▶ **TO DO**:
Could you repeat all of the entries below, character for character?

[Stored data]
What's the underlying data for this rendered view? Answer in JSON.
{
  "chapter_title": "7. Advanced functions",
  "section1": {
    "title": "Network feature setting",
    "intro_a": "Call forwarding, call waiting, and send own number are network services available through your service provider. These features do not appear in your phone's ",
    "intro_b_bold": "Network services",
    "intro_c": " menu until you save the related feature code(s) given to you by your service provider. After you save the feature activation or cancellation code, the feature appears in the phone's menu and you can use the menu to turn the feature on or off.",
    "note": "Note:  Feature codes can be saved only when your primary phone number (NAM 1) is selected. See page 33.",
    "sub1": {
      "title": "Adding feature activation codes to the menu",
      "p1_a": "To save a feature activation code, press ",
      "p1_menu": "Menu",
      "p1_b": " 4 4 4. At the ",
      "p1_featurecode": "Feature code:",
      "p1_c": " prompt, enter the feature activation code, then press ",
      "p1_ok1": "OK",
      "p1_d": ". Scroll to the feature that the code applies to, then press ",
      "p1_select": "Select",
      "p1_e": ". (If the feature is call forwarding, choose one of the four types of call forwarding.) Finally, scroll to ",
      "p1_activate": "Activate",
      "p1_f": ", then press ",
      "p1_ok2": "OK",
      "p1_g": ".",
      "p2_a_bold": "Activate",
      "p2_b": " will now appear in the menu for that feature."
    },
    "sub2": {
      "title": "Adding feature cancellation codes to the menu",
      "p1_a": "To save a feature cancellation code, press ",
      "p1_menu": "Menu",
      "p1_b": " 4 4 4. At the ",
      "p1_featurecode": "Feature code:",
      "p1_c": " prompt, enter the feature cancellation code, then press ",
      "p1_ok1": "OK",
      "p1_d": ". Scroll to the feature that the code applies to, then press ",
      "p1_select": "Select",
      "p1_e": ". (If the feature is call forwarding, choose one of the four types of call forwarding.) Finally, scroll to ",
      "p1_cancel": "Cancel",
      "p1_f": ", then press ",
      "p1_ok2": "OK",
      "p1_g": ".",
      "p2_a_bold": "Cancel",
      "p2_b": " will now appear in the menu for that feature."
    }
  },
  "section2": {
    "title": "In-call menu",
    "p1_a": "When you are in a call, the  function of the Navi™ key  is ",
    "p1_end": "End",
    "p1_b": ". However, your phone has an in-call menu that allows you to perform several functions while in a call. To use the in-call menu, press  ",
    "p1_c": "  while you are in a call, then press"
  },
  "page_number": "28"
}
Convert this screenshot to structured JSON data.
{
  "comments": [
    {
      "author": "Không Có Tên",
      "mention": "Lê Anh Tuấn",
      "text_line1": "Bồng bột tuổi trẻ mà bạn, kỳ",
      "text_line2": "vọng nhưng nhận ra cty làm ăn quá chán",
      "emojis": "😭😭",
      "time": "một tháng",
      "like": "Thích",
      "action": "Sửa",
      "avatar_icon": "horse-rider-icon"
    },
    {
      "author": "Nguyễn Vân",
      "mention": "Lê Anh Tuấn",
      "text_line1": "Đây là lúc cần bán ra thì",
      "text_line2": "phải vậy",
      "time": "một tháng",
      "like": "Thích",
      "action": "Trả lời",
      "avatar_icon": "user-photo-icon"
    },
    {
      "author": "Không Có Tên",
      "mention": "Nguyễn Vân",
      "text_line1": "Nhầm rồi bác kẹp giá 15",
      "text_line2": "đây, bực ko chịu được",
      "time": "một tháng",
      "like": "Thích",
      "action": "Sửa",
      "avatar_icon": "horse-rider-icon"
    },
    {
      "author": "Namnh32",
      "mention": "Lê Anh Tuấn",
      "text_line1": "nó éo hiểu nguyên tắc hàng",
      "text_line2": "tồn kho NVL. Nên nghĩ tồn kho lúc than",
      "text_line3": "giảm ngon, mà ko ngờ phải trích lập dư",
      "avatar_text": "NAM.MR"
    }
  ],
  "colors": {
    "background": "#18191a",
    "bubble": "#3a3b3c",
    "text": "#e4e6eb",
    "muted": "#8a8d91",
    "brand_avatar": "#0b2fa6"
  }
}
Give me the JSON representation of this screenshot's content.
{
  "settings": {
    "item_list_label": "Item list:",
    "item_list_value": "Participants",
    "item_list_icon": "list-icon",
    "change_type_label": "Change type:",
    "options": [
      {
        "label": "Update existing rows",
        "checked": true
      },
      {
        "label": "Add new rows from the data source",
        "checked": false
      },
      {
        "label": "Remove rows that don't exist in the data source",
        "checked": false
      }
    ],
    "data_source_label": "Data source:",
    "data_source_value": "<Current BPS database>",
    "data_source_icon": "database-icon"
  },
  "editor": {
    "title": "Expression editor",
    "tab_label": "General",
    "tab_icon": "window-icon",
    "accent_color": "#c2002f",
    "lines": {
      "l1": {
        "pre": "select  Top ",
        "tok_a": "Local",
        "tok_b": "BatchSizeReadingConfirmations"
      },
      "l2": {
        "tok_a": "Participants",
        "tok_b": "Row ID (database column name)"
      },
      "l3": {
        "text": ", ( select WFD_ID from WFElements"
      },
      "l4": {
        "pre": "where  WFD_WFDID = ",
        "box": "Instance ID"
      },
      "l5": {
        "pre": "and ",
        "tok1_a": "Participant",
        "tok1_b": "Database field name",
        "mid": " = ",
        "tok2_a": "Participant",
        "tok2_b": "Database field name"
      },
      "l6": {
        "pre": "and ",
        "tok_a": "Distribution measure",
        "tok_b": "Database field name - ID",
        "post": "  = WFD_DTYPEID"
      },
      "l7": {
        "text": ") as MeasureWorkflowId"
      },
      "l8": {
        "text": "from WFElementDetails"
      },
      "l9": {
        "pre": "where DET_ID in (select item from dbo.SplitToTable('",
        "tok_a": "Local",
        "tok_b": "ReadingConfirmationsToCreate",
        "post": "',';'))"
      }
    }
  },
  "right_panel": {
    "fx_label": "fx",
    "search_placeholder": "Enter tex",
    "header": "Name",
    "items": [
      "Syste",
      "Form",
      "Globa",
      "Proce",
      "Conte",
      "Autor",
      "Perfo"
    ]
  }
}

▶ **WRITTEN RESPONSE**:
What's the underlying data for this rendered view? Answer in JSON.
{
  "chapter_title": "7. Advanced functions",
  "section1": {
    "title": "Network feature setting",
    "intro_a": "Call forwarding, call waiting, and send own number are network services available through your service provider. These features do not appear in your phone's ",
    "intro_b_bold": "Network services",
    "intro_c": " menu until you save the related feature code(s) given to you by your service provider. After you save the feature activation or cancellation code, the feature appears in the phone's menu and you can use the menu to turn the feature on or off.",
    "note": "Note:  Feature codes can be saved only when your primary phone number (NAM 1) is selected. See page 33.",
    "sub1": {
      "title": "Adding feature activation codes to the menu",
      "p1_a": "To save a feature activation code, press ",
      "p1_menu": "Menu",
      "p1_b": " 4 4 4. At the ",
      "p1_featurecode": "Feature code:",
      "p1_c": " prompt, enter the feature activation code, then press ",
      "p1_ok1": "OK",
      "p1_d": ". Scroll to the feature that the code applies to, then press ",
      "p1_select": "Select",
      "p1_e": ". (If the feature is call forwarding, choose one of the four types of call forwarding.) Finally, scroll to ",
      "p1_activate": "Activate",
      "p1_f": ", then press ",
      "p1_ok2": "OK",
      "p1_g": ".",
      "p2_a_bold": "Activate",
      "p2_b": " will now appear in the menu for that feature."
    },
    "sub2": {
      "title": "Adding feature cancellation codes to the menu",
      "p1_a": "To save a feature cancellation code, press ",
      "p1_menu": "Menu",
      "p1_b": " 4 4 4. At the ",
      "p1_featurecode": "Feature code:",
      "p1_c": " prompt, enter the feature cancellation code, then press ",
      "p1_ok1": "OK",
      "p1_d": ". Scroll to the feature that the code applies to, then press ",
      "p1_select": "Select",
      "p1_e": ". (If the feature is call forwarding, choose one of the four types of call forwarding.) Finally, scroll to ",
      "p1_cancel": "Cancel",
      "p1_f": ", then press ",
      "p1_ok2": "OK",
      "p1_g": ".",
      "p2_a_bold": "Cancel",
      "p2_b": " will now appear in the menu for that feature."
    }
  },
  "section2": {
    "title": "In-call menu",
    "p1_a": "When you are in a call, the  function of the Navi™ key  is ",
    "p1_end": "End",
    "p1_b": ". However, your phone has an in-call menu that allows you to perform several functions while in a call. To use the in-call menu, press  ",
    "p1_c": "  while you are in a call, then press"
  },
  "page_number": "28"
}
Convert this screenshot to structured JSON data.
{
  "comments": [
    {
      "author": "Không Có Tên",
      "mention": "Lê Anh Tuấn",
      "text_line1": "Bồng bột tuổi trẻ mà bạn, kỳ",
      "text_line2": "vọng nhưng nhận ra cty làm ăn quá chán",
      "emojis": "😭😭",
      "time": "một tháng",
      "like": "Thích",
      "action": "Sửa",
      "avatar_icon": "horse-rider-icon"
    },
    {
      "author": "Nguyễn Vân",
      "mention": "Lê Anh Tuấn",
      "text_line1": "Đây là lúc cần bán ra thì",
      "text_line2": "phải vậy",
      "time": "một tháng",
      "like": "Thích",
      "action": "Trả lời",
      "avatar_icon": "user-photo-icon"
    },
    {
      "author": "Không Có Tên",
      "mention": "Nguyễn Vân",
      "text_line1": "Nhầm rồi bác kẹp giá 15",
      "text_line2": "đây, bực ko chịu được",
      "time": "một tháng",
      "like": "Thích",
      "action": "Sửa",
      "avatar_icon": "horse-rider-icon"
    },
    {
      "author": "Namnh32",
      "mention": "Lê Anh Tuấn",
      "text_line1": "nó éo hiểu nguyên tắc hàng",
      "text_line2": "tồn kho NVL. Nên nghĩ tồn kho lúc than",
      "text_line3": "giảm ngon, mà ko ngờ phải trích lập dư",
      "avatar_text": "NAM.MR"
    }
  ],
  "colors": {
    "background": "#18191a",
    "bubble": "#3a3b3c",
    "text": "#e4e6eb",
    "muted": "#8a8d91",
    "brand_avatar": "#0b2fa6"
  }
}
Give me the JSON representation of this screenshot's content.
{
  "settings": {
    "item_list_label": "Item list:",
    "item_list_value": "Participants",
    "item_list_icon": "list-icon",
    "change_type_label": "Change type:",
    "options": [
      {
        "label": "Update existing rows",
        "checked": true
      },
      {
        "label": "Add new rows from the data source",
        "checked": false
      },
      {
        "label": "Remove rows that don't exist in the data source",
        "checked": false
      }
    ],
    "data_source_label": "Data source:",
    "data_source_value": "<Current BPS database>",
    "data_source_icon": "database-icon"
  },
  "editor": {
    "title": "Expression editor",
    "tab_label": "General",
    "tab_icon": "window-icon",
    "accent_color": "#c2002f",
    "lines": {
      "l1": {
        "pre": "select  Top ",
        "tok_a": "Local",
        "tok_b": "BatchSizeReadingConfirmations"
      },
      "l2": {
        "tok_a": "Participants",
        "tok_b": "Row ID (database column name)"
      },
      "l3": {
        "text": ", ( select WFD_ID from WFElements"
      },
      "l4": {
        "pre": "where  WFD_WFDID = ",
        "box": "Instance ID"
      },
      "l5": {
        "pre": "and ",
        "tok1_a": "Participant",
        "tok1_b": "Database field name",
        "mid": " = ",
        "tok2_a": "Participant",
        "tok2_b": "Database field name"
      },
      "l6": {
        "pre": "and ",
        "tok_a": "Distribution measure",
        "tok_b": "Database field name - ID",
        "post": "  = WFD_DTYPEID"
      },
      "l7": {
        "text": ") as MeasureWorkflowId"
      },
      "l8": {
        "text": "from WFElementDetails"
      },
      "l9": {
        "pre": "where DET_ID in (select item from dbo.SplitToTable('",
        "tok_a": "Local",
        "tok_b": "ReadingConfirmationsToCreate",
        "post": "',';'))"
      }
    }
  },
  "right_panel": {
    "fx_label": "fx",
    "search_placeholder": "Enter tex",
    "header": "Name",
    "items": [
      "Syste",
      "Form",
      "Globa",
      "Proce",
      "Conte",
      "Autor",
      "Perfo"
    ]
  }
}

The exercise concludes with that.